HamSCI member Bill Liles, NQ6Z, won the Best Paper Award at the 15th International Ionospheric Effects Symposium (IES2017) for his paper On the use of solar eclipses to study the ionosphereIES2017 was held in Alexandria, Virginia from May 9 - 11, 2017 and had the theme "Bridging the gap between applications and research involving ionospheric and space weather disciplines". Bill's paper includes a review of previous eclipse ionospheric findings and an overview of the efforts to study the August 21, 2017 Total Solar Eclipse. Bill's paper is co-authored with Cathryn Mitchell (M0IBG), Mark Cohen, Greg Earle (W4GDE), Nathaniel Frissell (W2NAF), K. Kirby-Patel, Laura Lukes (KK4FYT), Ethan Miller (K8GU), Magda Moses (KM4EGE), J. Nelson, and J. Rockway.

Read the full paper here.

 

Thanks to sponsorship by the American Radio Relay League, HamSCI will be a part of the 2017 Dayton Hamvention from May 19-21, 2017 at the Greene County Fairgrounds in Xenia, Ohio. Throughout the entire Hamvention, HamSCI members from the New Jersey Institute of TechnologyVirginia Tech, the MIT Haystack Observatory, and Citizen Scientists from the general amateur radio community will be at the HamSCI booth in the ARRL EXPO area in Building 2 to discuss HamSCI programs, activities, and mission. The 2017 Total Solar Eclipse and Solar Eclipse QSO Party (SEQP) of August 21, 2017 will be among the most discussed topics at this year’s HamSCI Hamvention Booth. Other topics include using RBNWSPRNet, and PSKReporter for space weather research and a demonstration of how to operate a Reverse Beacon Network receiver

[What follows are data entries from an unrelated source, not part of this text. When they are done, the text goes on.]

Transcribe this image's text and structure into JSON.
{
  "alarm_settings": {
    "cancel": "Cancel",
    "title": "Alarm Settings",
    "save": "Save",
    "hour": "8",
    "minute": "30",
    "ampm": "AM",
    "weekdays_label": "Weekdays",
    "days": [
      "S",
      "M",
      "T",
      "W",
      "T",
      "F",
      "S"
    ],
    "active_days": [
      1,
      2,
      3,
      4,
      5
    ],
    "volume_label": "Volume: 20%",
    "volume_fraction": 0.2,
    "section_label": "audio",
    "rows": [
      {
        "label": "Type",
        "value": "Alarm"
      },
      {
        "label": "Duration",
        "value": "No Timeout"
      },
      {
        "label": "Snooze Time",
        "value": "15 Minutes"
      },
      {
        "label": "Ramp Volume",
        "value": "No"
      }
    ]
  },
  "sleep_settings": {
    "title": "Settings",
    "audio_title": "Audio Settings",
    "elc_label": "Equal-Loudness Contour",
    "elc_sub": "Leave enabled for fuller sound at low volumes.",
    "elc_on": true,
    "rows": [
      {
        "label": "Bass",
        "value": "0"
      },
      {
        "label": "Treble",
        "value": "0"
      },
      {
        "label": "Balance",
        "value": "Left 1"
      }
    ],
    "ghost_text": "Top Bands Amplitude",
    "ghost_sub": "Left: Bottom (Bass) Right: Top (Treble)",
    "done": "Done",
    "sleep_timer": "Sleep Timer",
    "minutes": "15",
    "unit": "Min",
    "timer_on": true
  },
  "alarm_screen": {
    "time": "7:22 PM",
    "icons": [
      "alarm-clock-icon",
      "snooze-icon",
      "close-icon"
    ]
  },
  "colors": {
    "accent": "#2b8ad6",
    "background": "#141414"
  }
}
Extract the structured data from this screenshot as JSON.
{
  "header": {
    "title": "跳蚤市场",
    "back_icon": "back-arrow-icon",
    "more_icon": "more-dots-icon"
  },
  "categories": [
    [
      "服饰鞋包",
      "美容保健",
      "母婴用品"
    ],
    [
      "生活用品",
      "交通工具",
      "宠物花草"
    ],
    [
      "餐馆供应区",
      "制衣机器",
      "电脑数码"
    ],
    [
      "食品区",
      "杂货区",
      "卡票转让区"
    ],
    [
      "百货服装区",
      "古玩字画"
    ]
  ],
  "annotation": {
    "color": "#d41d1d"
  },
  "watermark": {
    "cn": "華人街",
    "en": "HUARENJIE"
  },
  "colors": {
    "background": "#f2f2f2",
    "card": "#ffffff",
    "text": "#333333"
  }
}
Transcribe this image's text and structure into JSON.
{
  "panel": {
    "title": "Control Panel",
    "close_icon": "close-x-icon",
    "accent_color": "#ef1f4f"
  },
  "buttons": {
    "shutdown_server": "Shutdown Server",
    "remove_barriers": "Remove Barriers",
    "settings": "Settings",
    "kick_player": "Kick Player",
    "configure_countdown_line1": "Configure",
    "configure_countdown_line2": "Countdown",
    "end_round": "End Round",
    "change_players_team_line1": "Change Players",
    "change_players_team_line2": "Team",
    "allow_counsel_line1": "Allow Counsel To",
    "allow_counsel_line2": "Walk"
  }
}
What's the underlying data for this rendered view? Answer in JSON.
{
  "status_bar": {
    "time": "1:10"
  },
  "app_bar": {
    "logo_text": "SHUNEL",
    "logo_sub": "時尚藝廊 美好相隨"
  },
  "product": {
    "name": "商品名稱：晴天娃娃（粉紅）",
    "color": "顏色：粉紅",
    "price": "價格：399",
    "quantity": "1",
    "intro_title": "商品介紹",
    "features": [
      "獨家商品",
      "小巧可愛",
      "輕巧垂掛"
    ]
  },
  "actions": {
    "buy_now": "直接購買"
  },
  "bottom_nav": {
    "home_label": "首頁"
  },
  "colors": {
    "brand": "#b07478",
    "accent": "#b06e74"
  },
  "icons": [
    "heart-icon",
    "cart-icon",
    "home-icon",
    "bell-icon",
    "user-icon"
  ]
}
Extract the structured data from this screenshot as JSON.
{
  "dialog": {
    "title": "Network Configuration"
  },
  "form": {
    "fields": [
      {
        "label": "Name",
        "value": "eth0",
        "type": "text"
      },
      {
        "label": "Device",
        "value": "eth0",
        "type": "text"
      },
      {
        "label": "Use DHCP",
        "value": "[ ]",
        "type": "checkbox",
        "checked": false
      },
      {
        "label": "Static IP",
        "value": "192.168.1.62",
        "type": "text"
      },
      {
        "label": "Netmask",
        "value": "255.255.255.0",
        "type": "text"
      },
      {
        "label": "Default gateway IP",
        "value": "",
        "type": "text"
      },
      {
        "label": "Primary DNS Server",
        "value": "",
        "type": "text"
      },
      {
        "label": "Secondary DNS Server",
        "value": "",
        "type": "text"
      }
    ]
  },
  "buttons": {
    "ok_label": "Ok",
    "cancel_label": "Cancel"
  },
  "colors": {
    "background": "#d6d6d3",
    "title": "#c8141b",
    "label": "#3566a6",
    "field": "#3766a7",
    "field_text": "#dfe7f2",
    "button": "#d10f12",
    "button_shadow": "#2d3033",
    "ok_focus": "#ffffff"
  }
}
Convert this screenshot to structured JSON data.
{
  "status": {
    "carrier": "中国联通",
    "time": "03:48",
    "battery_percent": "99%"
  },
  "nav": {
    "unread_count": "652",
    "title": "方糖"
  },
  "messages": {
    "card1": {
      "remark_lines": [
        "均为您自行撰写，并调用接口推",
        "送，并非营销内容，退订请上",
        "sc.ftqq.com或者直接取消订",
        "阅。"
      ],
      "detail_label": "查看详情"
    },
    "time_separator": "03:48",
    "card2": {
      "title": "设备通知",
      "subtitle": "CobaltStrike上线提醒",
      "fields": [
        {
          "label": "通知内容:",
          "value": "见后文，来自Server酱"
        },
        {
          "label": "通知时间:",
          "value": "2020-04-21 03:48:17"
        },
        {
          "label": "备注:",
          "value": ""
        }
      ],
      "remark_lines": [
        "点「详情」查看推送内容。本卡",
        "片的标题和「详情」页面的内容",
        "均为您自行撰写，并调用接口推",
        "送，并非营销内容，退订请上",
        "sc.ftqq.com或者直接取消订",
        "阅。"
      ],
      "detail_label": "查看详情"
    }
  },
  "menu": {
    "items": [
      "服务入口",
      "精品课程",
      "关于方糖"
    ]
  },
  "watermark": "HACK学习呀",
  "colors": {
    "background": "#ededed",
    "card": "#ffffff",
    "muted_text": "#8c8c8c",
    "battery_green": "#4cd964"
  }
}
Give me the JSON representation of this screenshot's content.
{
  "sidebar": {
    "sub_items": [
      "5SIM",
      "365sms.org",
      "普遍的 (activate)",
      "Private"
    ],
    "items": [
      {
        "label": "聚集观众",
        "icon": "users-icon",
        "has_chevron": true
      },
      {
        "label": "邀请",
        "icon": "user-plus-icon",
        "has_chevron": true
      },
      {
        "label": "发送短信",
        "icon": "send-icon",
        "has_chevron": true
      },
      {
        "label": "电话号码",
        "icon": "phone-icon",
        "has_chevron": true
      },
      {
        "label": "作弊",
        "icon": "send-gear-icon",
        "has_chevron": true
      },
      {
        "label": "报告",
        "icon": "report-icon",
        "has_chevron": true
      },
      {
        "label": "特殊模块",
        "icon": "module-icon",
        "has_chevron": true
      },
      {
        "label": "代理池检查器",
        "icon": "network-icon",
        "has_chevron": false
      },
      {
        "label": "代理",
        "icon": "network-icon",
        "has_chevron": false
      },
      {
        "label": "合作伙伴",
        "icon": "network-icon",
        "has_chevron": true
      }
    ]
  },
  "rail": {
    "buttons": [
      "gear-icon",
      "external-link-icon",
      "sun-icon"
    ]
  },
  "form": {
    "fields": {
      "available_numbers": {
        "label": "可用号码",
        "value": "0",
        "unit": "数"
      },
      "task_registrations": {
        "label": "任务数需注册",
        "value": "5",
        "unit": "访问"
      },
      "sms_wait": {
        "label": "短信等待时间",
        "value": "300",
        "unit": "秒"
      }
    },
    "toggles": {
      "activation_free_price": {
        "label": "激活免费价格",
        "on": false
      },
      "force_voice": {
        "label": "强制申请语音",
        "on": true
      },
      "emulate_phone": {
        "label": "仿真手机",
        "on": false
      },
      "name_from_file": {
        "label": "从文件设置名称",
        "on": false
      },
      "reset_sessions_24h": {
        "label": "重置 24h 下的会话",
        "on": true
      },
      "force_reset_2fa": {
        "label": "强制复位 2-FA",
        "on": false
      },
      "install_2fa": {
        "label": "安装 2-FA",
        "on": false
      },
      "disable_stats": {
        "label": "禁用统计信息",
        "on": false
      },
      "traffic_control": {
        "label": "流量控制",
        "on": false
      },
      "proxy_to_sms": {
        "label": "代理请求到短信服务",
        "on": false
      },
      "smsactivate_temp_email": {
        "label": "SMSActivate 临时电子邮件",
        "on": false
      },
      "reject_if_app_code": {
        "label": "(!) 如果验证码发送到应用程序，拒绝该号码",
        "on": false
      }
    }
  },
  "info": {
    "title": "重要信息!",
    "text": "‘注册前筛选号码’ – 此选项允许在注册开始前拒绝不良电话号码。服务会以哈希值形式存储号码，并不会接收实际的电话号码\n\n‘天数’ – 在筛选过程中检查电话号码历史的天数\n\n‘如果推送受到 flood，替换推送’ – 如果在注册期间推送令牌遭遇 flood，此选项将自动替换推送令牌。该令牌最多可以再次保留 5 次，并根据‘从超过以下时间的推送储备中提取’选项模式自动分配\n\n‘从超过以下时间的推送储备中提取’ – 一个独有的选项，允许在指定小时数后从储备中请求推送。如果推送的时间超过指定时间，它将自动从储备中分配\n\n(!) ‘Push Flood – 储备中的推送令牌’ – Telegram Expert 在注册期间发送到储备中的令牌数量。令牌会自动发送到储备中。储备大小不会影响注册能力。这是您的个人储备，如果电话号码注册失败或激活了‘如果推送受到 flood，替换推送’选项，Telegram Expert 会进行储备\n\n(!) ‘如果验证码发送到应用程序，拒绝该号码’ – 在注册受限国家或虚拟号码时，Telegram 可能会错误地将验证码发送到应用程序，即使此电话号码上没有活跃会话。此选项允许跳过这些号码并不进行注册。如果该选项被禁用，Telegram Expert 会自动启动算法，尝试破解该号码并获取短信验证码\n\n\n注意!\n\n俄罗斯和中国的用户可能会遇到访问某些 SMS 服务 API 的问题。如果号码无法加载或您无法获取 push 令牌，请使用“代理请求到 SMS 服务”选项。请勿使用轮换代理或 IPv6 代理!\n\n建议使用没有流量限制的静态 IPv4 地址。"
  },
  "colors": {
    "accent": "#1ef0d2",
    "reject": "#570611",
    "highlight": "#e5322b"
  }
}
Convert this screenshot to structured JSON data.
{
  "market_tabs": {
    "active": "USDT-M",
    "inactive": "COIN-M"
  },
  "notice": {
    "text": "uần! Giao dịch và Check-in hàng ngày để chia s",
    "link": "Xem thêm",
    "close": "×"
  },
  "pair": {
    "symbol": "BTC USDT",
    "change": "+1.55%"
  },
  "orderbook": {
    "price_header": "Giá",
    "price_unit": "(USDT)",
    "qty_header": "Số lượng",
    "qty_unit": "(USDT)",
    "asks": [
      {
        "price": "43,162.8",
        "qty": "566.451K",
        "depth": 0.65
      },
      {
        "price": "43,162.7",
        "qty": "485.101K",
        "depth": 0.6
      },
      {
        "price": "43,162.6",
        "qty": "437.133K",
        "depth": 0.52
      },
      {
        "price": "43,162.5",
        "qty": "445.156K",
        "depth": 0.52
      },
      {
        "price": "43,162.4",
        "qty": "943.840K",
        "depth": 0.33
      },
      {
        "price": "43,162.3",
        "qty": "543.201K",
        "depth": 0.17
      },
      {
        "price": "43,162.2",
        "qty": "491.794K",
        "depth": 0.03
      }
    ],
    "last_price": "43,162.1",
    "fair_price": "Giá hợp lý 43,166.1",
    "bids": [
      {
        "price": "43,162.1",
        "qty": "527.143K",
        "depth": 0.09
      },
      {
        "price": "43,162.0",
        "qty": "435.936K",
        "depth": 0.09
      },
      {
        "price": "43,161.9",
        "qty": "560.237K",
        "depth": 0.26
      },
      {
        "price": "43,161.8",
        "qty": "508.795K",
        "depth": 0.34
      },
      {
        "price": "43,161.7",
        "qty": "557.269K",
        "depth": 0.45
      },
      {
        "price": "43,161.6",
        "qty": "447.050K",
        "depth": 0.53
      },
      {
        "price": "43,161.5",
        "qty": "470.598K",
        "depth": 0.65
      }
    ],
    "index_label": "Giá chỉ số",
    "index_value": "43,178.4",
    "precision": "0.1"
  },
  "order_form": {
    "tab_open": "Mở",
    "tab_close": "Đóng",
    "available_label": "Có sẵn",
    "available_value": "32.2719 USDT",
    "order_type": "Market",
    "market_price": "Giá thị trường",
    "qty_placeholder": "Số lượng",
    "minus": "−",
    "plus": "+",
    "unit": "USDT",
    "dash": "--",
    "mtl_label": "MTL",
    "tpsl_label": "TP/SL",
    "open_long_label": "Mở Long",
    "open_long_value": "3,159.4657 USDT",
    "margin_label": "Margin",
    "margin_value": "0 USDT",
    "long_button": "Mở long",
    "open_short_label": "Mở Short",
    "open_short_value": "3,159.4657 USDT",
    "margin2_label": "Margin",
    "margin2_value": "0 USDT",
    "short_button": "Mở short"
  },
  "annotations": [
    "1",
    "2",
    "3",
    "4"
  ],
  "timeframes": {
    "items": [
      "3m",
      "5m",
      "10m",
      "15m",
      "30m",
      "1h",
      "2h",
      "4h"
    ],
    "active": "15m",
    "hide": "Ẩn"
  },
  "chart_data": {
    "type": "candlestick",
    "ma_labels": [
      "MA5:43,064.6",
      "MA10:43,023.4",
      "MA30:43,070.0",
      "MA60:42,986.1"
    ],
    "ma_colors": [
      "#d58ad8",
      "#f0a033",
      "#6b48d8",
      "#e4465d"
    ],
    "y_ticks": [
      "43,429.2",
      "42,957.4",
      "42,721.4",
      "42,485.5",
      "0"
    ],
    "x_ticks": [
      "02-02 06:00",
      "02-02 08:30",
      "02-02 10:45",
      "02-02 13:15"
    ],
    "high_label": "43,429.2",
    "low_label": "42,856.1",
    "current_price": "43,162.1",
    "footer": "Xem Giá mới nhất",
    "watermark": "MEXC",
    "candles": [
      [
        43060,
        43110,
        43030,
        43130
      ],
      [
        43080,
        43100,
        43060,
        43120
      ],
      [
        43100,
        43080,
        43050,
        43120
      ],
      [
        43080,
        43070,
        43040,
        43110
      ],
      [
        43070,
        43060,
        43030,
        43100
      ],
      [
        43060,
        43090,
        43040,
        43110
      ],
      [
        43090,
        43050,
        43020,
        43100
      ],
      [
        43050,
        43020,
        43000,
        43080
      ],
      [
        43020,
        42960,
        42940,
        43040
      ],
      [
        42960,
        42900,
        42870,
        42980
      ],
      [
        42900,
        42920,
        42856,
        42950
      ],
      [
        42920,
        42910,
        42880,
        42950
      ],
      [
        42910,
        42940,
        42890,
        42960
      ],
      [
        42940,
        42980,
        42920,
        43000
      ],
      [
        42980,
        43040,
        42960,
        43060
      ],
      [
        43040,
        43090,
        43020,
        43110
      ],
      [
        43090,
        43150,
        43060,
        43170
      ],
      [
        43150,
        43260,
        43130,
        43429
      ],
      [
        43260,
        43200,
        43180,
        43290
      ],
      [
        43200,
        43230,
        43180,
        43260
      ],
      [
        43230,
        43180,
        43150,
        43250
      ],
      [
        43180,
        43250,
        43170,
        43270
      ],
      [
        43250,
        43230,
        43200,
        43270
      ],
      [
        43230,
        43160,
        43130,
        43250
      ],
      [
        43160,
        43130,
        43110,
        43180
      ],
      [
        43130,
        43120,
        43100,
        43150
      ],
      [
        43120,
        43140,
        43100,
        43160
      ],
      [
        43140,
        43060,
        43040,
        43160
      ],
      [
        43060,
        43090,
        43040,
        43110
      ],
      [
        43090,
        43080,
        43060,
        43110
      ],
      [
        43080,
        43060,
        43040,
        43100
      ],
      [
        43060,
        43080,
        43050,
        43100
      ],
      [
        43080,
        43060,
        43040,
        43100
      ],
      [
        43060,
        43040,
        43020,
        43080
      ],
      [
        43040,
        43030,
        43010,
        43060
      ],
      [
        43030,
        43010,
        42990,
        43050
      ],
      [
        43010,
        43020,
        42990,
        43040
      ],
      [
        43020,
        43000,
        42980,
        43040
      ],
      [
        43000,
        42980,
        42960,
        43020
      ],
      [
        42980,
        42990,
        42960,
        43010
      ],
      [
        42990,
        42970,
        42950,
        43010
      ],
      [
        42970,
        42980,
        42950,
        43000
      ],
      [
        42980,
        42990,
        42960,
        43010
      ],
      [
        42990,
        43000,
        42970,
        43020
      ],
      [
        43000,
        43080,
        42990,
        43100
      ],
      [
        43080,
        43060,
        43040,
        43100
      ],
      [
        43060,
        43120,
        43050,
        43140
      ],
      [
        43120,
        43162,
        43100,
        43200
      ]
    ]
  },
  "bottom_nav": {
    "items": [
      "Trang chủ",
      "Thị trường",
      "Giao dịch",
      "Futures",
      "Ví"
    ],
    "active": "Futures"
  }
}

By Fleet Belknap, KJ4ZWA

Bob Jones University, Greenville, SC

Observable solar eclipses are rare events, and a lot is still unknown about how they interact with earth’s atmosphere.  The August 21, 2017 total solar eclipse will provide a treasure trove of information, as it will take place across the United States.  In order to study the atmosphere during the solar eclipse, NASA is partnering with over 57 teams across the continent to launch balloons that will provide live video of the eclipse. While this looks like an interesting opportunity, it is way too expensive for the average Amateur Radio enthusiast; each team has a budget anywhere from $6,000 to $25,000.

By Dr. Chuck Higgins, Middle Tennessee State University

Radio Jove is a NASA-affiliated education and outreach project that began in 1999 and gives students, teachers, and other interested individuals a hands-on experience in learning radio astronomy (http://radiojove.gsfc.nasa.gov). Radio Jove is a not-for-profit organization, led by a team of about eight volunteer scientists and engineers, which provides a mechanism to distribute radio telescope education kits and educational resources. Participants may build a simple radio telescope kit, make scientific observations, and interact with professional radio observatories in real-time over the Internet. Dedicated observers can help answer science questions about the nature and characteristics of low frequency radio emissions coming from Jupiter and the Sun, as well as, to understand the variability of Earth’s ionosphere. Radio Jove maintains a data archive to facilitate in the exchange of information and the validation of other ground-based and space-based radio data.